All Cichlid tanks should have a sand substrate, foremost because this most closely mimics their natural habitat and makes them feel secure. In my opinion, bare-bottom tanks accommodate people, but never the wellbeing of the fish! However, there are many other reasons why a sand substrate is ideal. Many Cichlids naturally feed by grazing through the sand – for example Fossorochromis rostratus, and Placidochromis electra. Many Cichlids take sand into their mouths and seem to spit it out; however science postulates that some sand is indeed ingested as a dietary aid, as sand is often found in the digestive tract of scientifically examined Cichlids. Also, some Cichlids cleanse their gills by taking in sand and expelling it through their gills, while others dive into, or build their nests in sand. Thirdly, sand is an egg-safe substrate when female mouth-brooders need to pick up and tumble their eggs.
Finally, and contrary to usually uninformed opinion, with sand substrates all detritus is kept at the top of the sand surface.
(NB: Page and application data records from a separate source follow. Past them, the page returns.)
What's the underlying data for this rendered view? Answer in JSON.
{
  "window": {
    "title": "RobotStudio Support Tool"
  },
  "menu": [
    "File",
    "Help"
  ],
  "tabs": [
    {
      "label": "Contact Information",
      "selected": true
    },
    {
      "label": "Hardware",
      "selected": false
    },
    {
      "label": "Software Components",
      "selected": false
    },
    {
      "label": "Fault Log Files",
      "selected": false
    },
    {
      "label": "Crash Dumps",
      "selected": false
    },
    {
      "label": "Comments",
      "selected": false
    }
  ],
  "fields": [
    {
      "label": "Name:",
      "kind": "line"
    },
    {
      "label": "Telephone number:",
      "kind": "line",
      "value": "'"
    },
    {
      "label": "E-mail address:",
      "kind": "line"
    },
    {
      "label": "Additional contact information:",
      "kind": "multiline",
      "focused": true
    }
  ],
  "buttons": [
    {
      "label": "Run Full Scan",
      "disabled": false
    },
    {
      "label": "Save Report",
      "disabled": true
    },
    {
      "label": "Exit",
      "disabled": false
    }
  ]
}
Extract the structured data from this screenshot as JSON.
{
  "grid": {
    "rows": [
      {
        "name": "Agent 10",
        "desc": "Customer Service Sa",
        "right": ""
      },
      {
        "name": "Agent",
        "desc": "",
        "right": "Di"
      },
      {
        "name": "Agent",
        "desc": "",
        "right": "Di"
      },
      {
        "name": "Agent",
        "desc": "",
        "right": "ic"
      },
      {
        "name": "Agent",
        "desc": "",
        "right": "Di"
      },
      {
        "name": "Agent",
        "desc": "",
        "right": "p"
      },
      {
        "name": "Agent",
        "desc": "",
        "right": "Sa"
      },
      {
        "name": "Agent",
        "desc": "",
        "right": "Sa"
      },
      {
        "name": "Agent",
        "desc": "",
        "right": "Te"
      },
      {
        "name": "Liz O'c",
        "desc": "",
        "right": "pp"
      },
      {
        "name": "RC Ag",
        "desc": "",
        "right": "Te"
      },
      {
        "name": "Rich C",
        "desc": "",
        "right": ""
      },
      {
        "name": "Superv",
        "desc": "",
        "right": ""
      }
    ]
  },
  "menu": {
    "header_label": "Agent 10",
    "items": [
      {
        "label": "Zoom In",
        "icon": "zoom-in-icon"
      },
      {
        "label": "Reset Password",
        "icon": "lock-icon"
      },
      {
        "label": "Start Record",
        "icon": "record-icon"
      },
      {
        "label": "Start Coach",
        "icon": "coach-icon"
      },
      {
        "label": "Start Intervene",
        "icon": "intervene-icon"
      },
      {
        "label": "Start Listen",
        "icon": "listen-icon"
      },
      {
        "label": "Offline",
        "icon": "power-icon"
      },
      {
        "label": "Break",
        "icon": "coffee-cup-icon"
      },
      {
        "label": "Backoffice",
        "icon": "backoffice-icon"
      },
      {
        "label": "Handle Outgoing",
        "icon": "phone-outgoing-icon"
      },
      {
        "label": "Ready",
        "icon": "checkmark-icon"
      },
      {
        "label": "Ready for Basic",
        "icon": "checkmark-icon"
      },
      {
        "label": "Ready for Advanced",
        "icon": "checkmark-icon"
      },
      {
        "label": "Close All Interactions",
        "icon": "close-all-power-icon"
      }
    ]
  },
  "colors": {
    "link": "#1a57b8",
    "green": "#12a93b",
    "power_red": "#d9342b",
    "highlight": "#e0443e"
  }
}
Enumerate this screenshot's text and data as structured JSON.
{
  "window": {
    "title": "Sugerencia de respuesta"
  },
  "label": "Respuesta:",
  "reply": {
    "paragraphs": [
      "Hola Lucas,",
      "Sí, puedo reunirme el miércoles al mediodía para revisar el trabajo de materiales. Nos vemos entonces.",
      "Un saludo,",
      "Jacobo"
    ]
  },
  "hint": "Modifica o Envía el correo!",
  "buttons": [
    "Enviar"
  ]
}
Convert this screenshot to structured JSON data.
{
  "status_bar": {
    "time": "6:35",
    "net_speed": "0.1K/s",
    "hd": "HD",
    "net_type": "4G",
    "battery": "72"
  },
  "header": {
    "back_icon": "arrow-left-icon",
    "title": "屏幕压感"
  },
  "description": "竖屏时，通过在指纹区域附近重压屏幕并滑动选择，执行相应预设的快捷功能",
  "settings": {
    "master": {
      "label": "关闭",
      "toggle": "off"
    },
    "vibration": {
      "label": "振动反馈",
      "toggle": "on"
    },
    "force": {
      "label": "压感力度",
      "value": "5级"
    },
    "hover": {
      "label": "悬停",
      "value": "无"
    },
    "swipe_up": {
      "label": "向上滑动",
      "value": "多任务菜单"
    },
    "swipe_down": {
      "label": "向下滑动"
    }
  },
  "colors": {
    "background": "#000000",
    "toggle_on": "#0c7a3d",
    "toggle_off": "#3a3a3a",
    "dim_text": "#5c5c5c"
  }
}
With sufficient tank flow, such detritus tends to keep on moving until the filters can ‘grab’ and remove it. Without sufficient flow, detritus collects in small piles that are easily siphoned off. In a properly administrated tank, chances are that this is very seldom needed. The only other chore is that sand substrates should also be stirred around every two weeks or so, to release any trapped gases. Since Cichlids are notorious diggers that often re-arrange their sand, this becomes almost an automatic task. Any previously dark patches so disturbed will soon return to the natural sand colour. The more regularly this is done, the less the possibility of foul odour emanating from the stirred up sand.
Ordinary, properly cleaned river-sand is perfectly fine, although no-one is going to stop you if you opt for fancier, more expensive sands! While many aquarists like to use crushed coral to help harden the water and increase its pH, its coarseness traps a lot of debris, just like gravel and is less suited to the sand-feeding habits of this species. In fact, to influence pH at all, crushed coral should be placed in such a way that it is constantly in contact with a continuous water flow — logically making this material a rather silly choice as substrate. Coral sand, while more suitable than crushed coral, is expensive, especially when it comes to larger tanks – in which case a mix of ordinary and coral sand may be a more economic solution. As for influencing the pH, well, you read what I had to say about crushed coral.
The last important requirement for a Cichlid tank is adequate lighting. There are two routes available here — to inhibit the growth of algae, or to promote it. In my opinion, you should promote algae growth. Not only is it essential for species like the ‘Mbunas’, but most African Cichlids enjoy scraping the algae off the rocks, or picking around in the algae, as algae growth is one of their natural sources of nutrition in their native Lakes. Over time infusoria will become established in the algae, providing further tiny tit-bits to feast on. The rocks in both Lake Malawi and Lake Tanganyika are covered with thick mats of algae called ‘Aufwuchs’ and most cichlids within these Lakes pick and scrape at this mat for the sake of ingesting the algae, as well organisms like paramecium, copepods, rotifers and crustaceans living within. The only way to promote algal growth is via bright lighting!
I you get the essentials right, Cichlid keeping is one of the easiest and most pleasurable aquarium hobbies you can think of! Cichlids are hardy and have amazing personalities which really come to the fore in tanks that mimic nature. That is why we keep them. Should it not also be the reason why you would want to keep them?